Last Saturday my illustrious career as a food service professional / culinary hospitality engineer came to a close.
My tenure at a local Italian “bistro” lasted just over 4 months before I found a job with better pay and a better schedule.
I have learned a few things during my time as a server.
When I was hired, I was told the company valued three things in an employee. I had heard something similar at another restaurant and thus take this to be kind of an industry mantra). I think these three things translate well to any line of work:
1. Be on time.
2. Look good (i.e. uniform in good condition, etc.)
3. Have a good attitude.
The company I worked for had a business philosophy that I thought was a winner. The conventional wisdom in the business world is to put the customer first – everything is oriented towards the customer.
This company had a little bit different philosophy: Put the associate (employee) first. While that sounds odd at first, when you think about it, it makes sense. If your associates are taken care of and feel good about you and the company, they will make sure that they take care of the customers, and everybody wins.
I think that makes sense as a philosophy for any company or organization.
There are biblical precedents and applications for working as a server. The Greek word from which we get “deacon” in the New Testament can literally be rendered “table waiter.”
(In fact, the word is transliteration – meaning the English word is not translated to a different word but that the spelling and pronunciation is simply adjusted for the new language.)
In many churches, someone called a “deacon” is involved in “running the church.” He probably sits on various committees, voted on the color of the carpet, had a big say in hiring a pastor, and has been there longer than everyone else. Turns out that’s not the case.
Waiting tables teaches you a lot about ministry.
Here are 4 things working as a server taught me about ministry. You have to…
- Anticipate people’s needs.
- Make their needs your priority.
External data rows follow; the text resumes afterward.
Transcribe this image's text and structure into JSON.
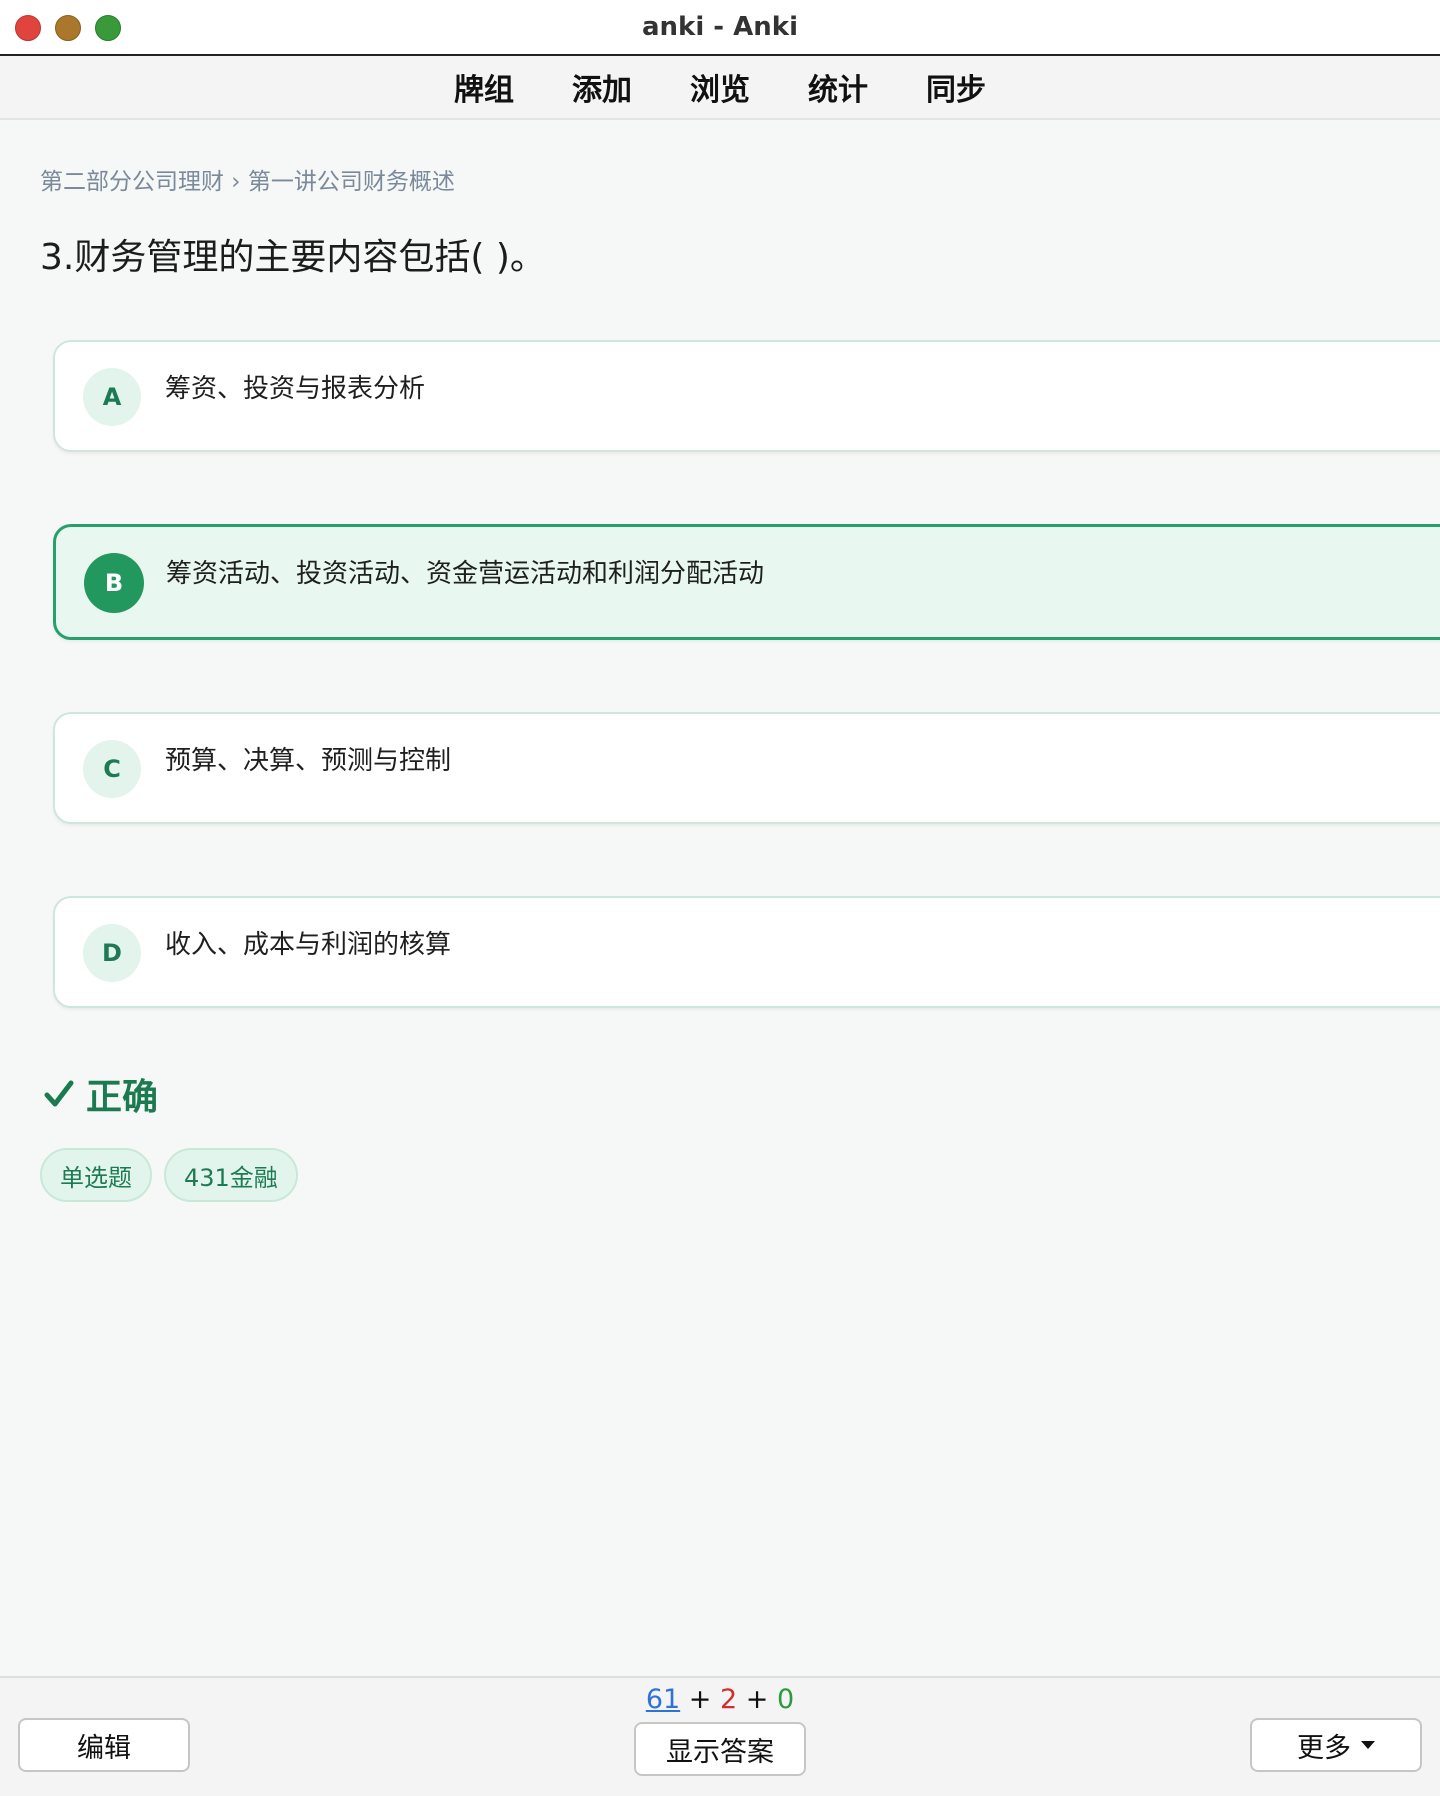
{
  "window": {
    "title": "anki - Anki"
  },
  "toolbar": {
    "items": [
      "牌组",
      "添加",
      "浏览",
      "统计",
      "同步"
    ]
  },
  "card": {
    "breadcrumb": "第二部分公司理财 › 第一讲公司财务概述",
    "question": "3.财务管理的主要内容包括( )。",
    "options": [
      {
        "letter": "A",
        "text": "筹资、投资与报表分析"
      },
      {
        "letter": "B",
        "text": "筹资活动、投资活动、资金营运活动和利润分配活动",
        "selected": true
      },
      {
        "letter": "C",
        "text": "预算、决算、预测与控制"
      },
      {
        "letter": "D",
        "text": "收入、成本与利润的核算"
      }
    ],
    "result": "正确",
    "tags": [
      "单选题",
      "431金融"
    ]
  },
  "bottom": {
    "counts": {
      "new": "61",
      "learn": "2",
      "review": "0"
    },
    "edit_label": "编辑",
    "show_answer_label": "显示答案",
    "more_label": "更多"
  },
  "colors": {
    "accent": "#22985f",
    "count_new": "#2f72d9",
    "count_learn": "#d12e2e",
    "count_review": "#2d9a3f"
  }
}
- Show them kindness and hospitality.
- Help clean up messes and correct errors (even if they weren’t yours).
Have you ever waited tables? What did you learn from the experience?